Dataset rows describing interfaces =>

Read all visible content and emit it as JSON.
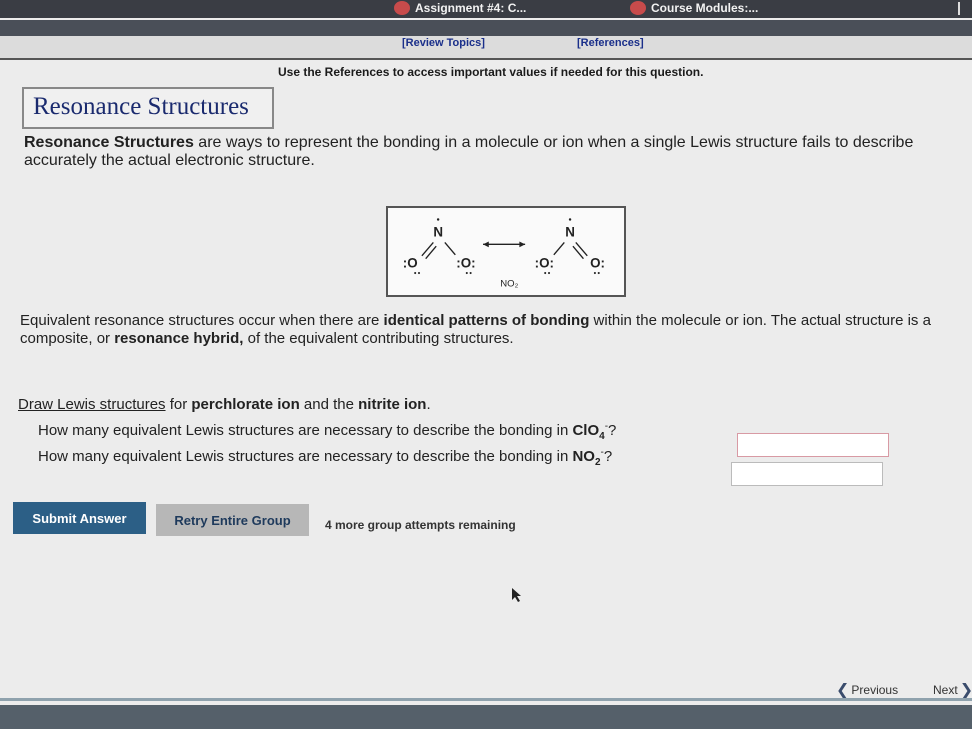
{
  "browser_tabs": [
    {
      "label": "Assignment #4: C...",
      "icon": "tab-favicon-icon"
    },
    {
      "label": "Course Modules:...",
      "icon": "tab-favicon-icon"
    }
  ],
  "header": {
    "review_topics": "[Review Topics]",
    "references": "[References]",
    "use_references": "Use the References to access important values if needed for this question."
  },
  "title": "Resonance Structures",
  "intro": {
    "bold": "Resonance Structures",
    "text": " are ways to represent the bonding in a molecule or ion when a single Lewis structure fails to describe accurately the actual electronic structure."
  },
  "diagram": {
    "caption": "NO₂",
    "left_atoms": [
      ":O",
      "N",
      ":O:"
    ],
    "right_atoms": [
      ":O:",
      "N",
      "O:"
    ]
  },
  "equivalent": {
    "p1": "Equivalent resonance structures occur when there are ",
    "b1": "identical patterns of bonding",
    "p2": " within the molecule or ion. The actual structure is a composite, or ",
    "b2": "resonance hybrid,",
    "p3": " of the equivalent contributing structures."
  },
  "draw": {
    "link": "Draw Lewis structures",
    "t1": " for ",
    "b1": "perchlorate ion",
    "t2": " and the ",
    "b2": "nitrite ion",
    "t3": "."
  },
  "questions": [
    {
      "text": "How many equivalent Lewis structures are necessary to describe the bonding in ",
      "formula": "ClO",
      "sub": "4",
      "sup": "-",
      "end": "?",
      "value": ""
    },
    {
      "text": "How many equivalent Lewis structures are necessary to describe the bonding in ",
      "formula": "NO",
      "sub": "2",
      "sup": "-",
      "end": "?",
      "value": ""
    }
  ],
  "buttons": {
    "submit": "Submit Answer",
    "retry": "Retry Entire Group",
    "attempts": "4 more group attempts remaining"
  },
  "nav": {
    "previous": "Previous",
    "next": "Next"
  }
}
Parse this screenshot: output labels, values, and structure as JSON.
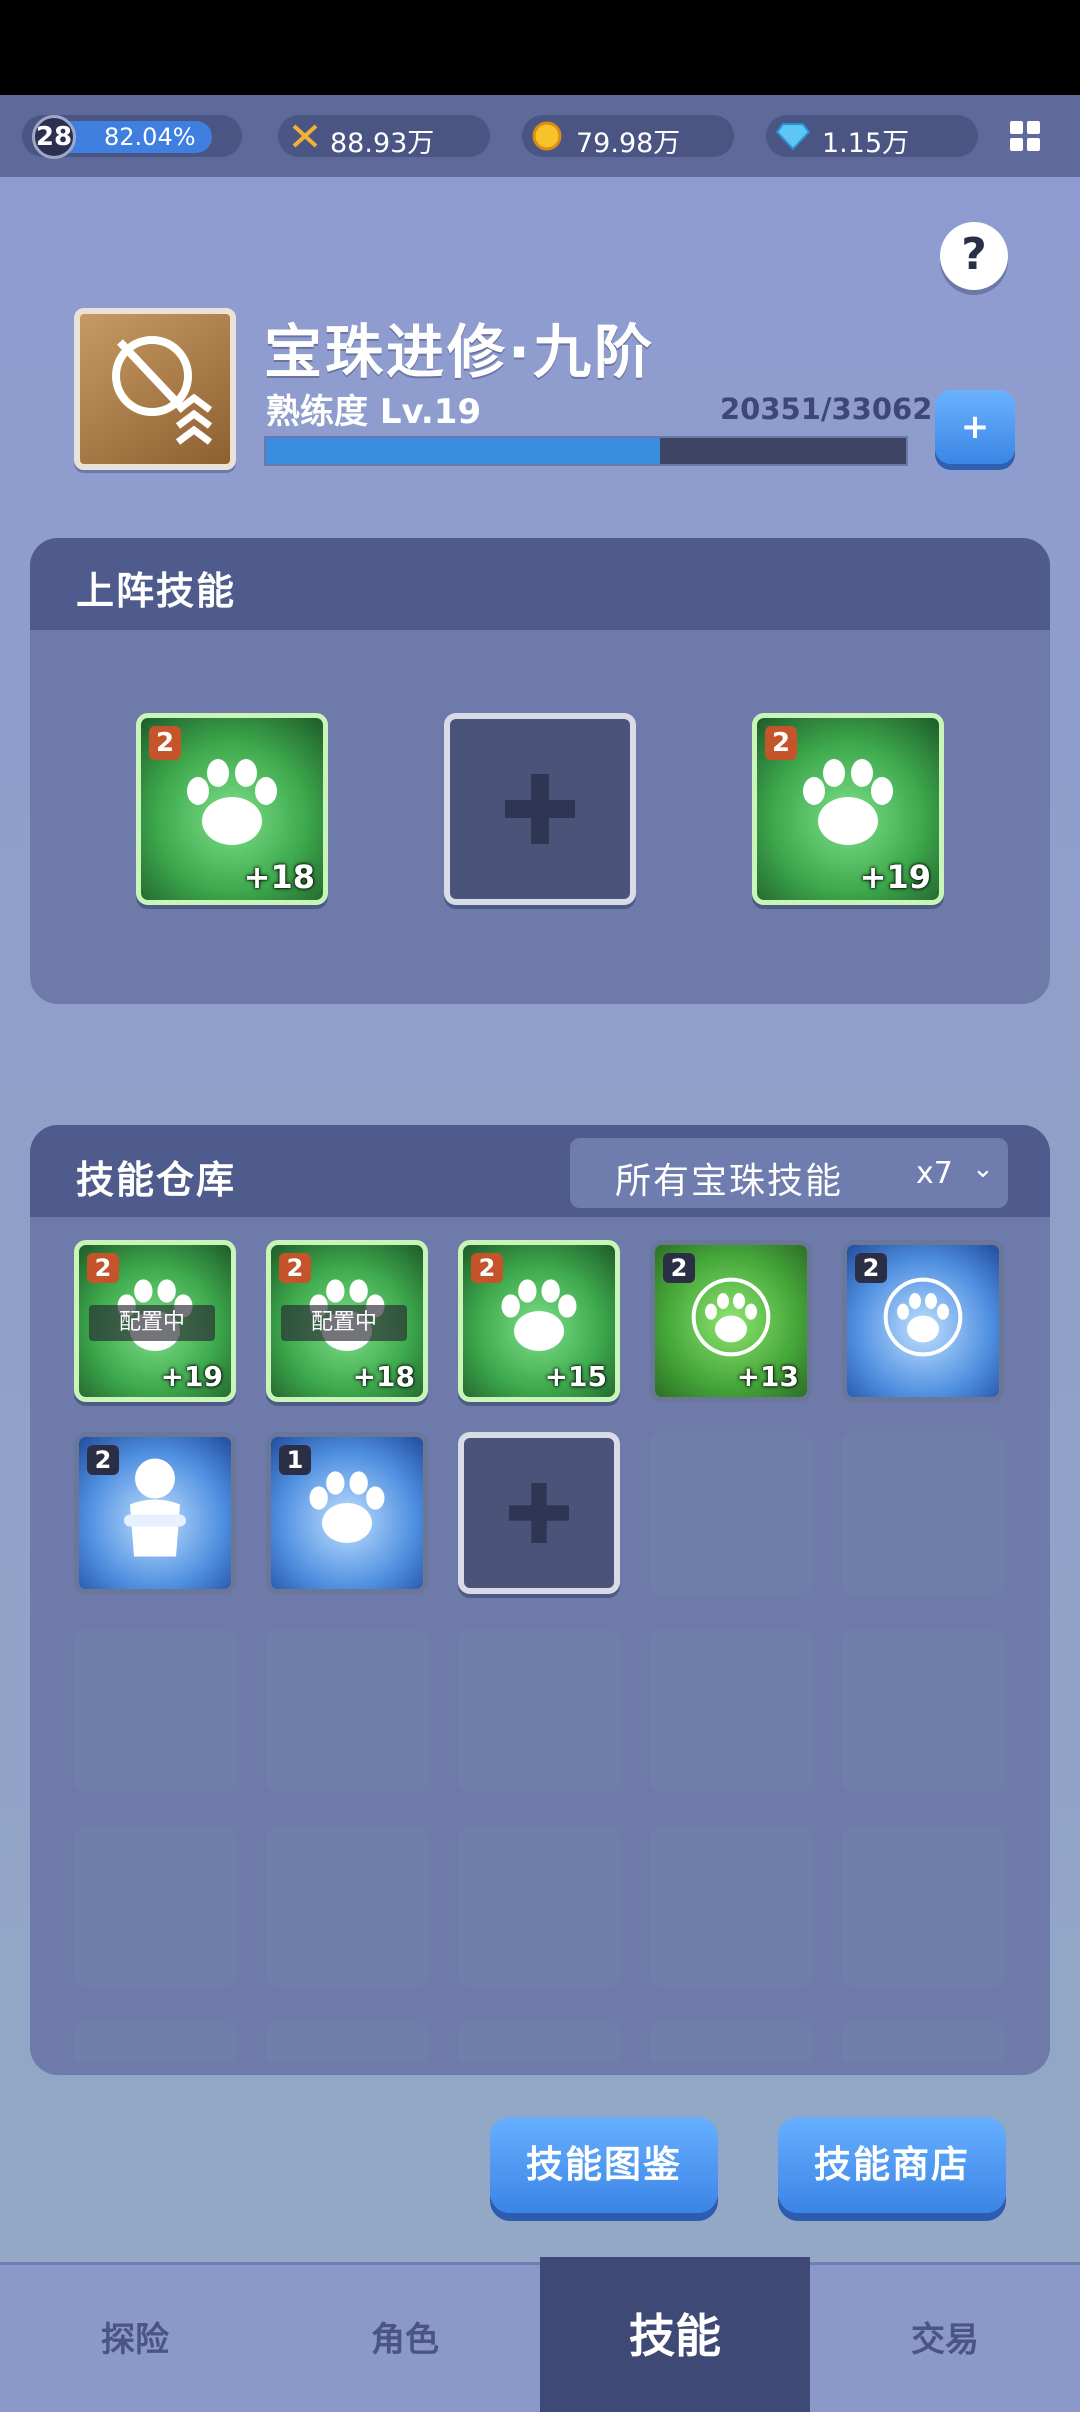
{
  "topbar": {
    "level": "28",
    "exp_percent_label": "82.04%",
    "power": "88.93万",
    "gold": "79.98万",
    "diamonds": "1.15万"
  },
  "skill": {
    "title": "宝珠进修·九阶",
    "proficiency": "熟练度 Lv.19",
    "exp_text": "20351/33062",
    "exp_fraction": 0.6155,
    "plus_label": "+",
    "help_label": "?"
  },
  "equipped_panel": {
    "title": "上阵技能",
    "slots": [
      {
        "type": "skill",
        "badge": "2",
        "bonus": "+18"
      },
      {
        "type": "add"
      },
      {
        "type": "skill",
        "badge": "2",
        "bonus": "+19"
      }
    ]
  },
  "warehouse": {
    "title": "技能仓库",
    "filter_label": "所有宝珠技能",
    "filter_count": "x7",
    "equipped_tag": "配置中",
    "items": [
      {
        "badge": "2",
        "bonus": "+19",
        "equipped": true
      },
      {
        "badge": "2",
        "bonus": "+18",
        "equipped": true
      },
      {
        "badge": "2",
        "bonus": "+15",
        "equipped": false
      },
      {
        "badge": "2",
        "bonus": "+13",
        "equipped": false
      },
      {
        "badge": "2",
        "bonus": "",
        "equipped": false
      },
      {
        "badge": "2",
        "bonus": "",
        "equipped": false
      },
      {
        "badge": "1",
        "bonus": "",
        "equipped": false
      }
    ]
  },
  "buttons": {
    "codex": "技能图鉴",
    "shop": "技能商店"
  },
  "nav": {
    "explore": "探险",
    "character": "角色",
    "skills": "技能",
    "trade": "交易"
  }
}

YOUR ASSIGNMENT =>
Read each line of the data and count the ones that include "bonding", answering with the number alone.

TASK SOLUTION =>
4